After Housing Starts collapsed 12.9% in June, July rebounded just 0.9% (dramatically missing expectations of a 7.4% bounce) as Permits rose 1.5% MoM.
The housing industry is like a roller coaster. The housing crash left houses empty and people homeless. Some neighborhoods are still littered with empty and decaying homes, some having stood empty going on 10 years now.
Mortgage applications are yet another sign that housing has peaked this cycle.
Just a few months ago, real estate was on fire.
Following April's modest slowdown in home price appreciation (albeit still at record highs), Case-Shiller's 20-City Composite continued to decelerate (modestly) in May, rising 6.51% YoY (weakest since Jan 2018).
Innovation in health care is woefully lacking and government red tape is largely to blame, but seasteading just might be a way to circumvent bureaucracy without sacrificing quality.
For those who have been focusing on corporate earnings, the stock market and the global economy, a more ominous - if under-reported - flashpoint has emerged in recent days after some scary housing market numbers were published over the past week...
Calls for a "permanently high plateau" in housing come amidst uncertainty about the market.
Home prices in Sydney and Melbourne are back to 2016 levels. That is a tiny down payment as to what is coming.
'Anything-goes list-price strategy is no longer working'
•Sales of both new and existing houses and condominiums dropped 11.8 percent year over year, as prices shot up to a record high, according to CoreLogic.
With mortgage refis hovering at their lowest level since Dec 2000 (and new home mortgage apps down 9% YoY), and US housing data broadly disappointing all year, expectations were for new home sales to follow existing home sales lower (especially after
"The affordability crisis may have reached a breaking point in Portland, San Jose, and Seattle," said Redfin CEO

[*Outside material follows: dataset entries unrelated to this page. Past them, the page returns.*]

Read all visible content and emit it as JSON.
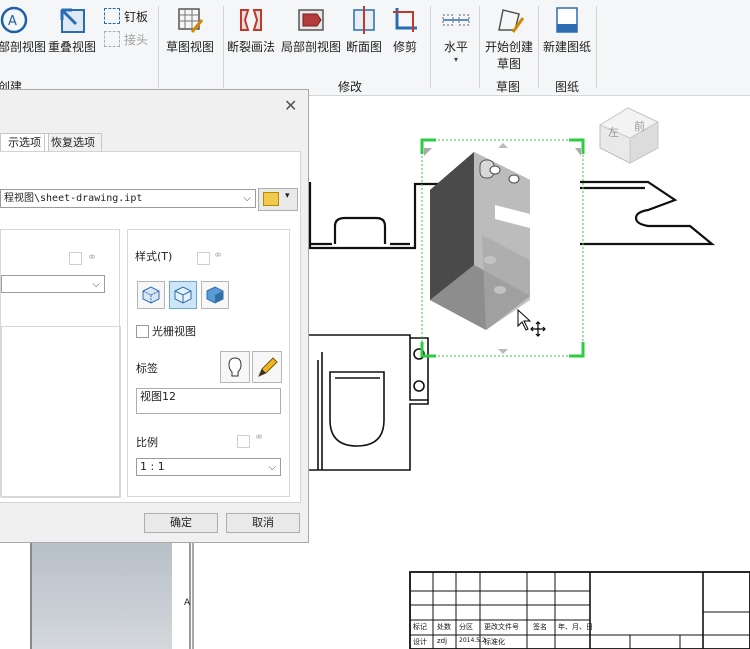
{
  "ribbon": {
    "items": {
      "section_view": "局部剖视图",
      "overlay_view": "重叠视图",
      "nail": "钉板",
      "connect": "接头",
      "sketch_view": "草图视图",
      "break": "断裂画法",
      "break_out": "局部剖视图",
      "slice": "断面图",
      "crop": "修剪",
      "horizontal": "水平",
      "start_sketch_line1": "开始创建",
      "start_sketch_line2": "草图",
      "new_sheet": "新建图纸"
    },
    "groups": {
      "create": "创建",
      "modify": "修改",
      "sketch": "草图",
      "sheet": "图纸"
    }
  },
  "dialog": {
    "tabs": [
      "示选项",
      "恢复选项"
    ],
    "file_path": "程视图\\sheet-drawing.ipt",
    "style_label": "样式(T)",
    "raster_label": "光栅视图",
    "label_label": "标签",
    "label_value": "视图12",
    "scale_label": "比例",
    "scale_value": "1 : 1",
    "ok": "确定",
    "cancel": "取消"
  },
  "viewcube": {
    "left": "左",
    "front": "前"
  },
  "titleblock": {
    "header_cells": [
      "标记",
      "处数",
      "分区",
      "更改文件号",
      "签名",
      "年、月、日"
    ],
    "row_cells": [
      "设计",
      "zdj",
      "2014.5.2",
      "标准化"
    ],
    "margin_mark": "A"
  },
  "colors": {
    "selection_green": "#2ecc40",
    "ribbon_bg": "#f5f6f7",
    "dialog_bg": "#f0f0f0",
    "accent_blue": "#6aa9d6"
  }
}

The Yardi Matrix/Rent Cafe expects apartment construction to decline in 2018 for the first time since 2011.
Authored by Mike Shedlock via MishTalk, "The affordability crisis may have reached a breaking point in Portland, San Jose, and Seattle," said Redfin CEO.
Existing home sales declined for the third month, fourth year-over-year. May sales were revised lower.
Economists were shocked by today's housing report. Let's go over the details.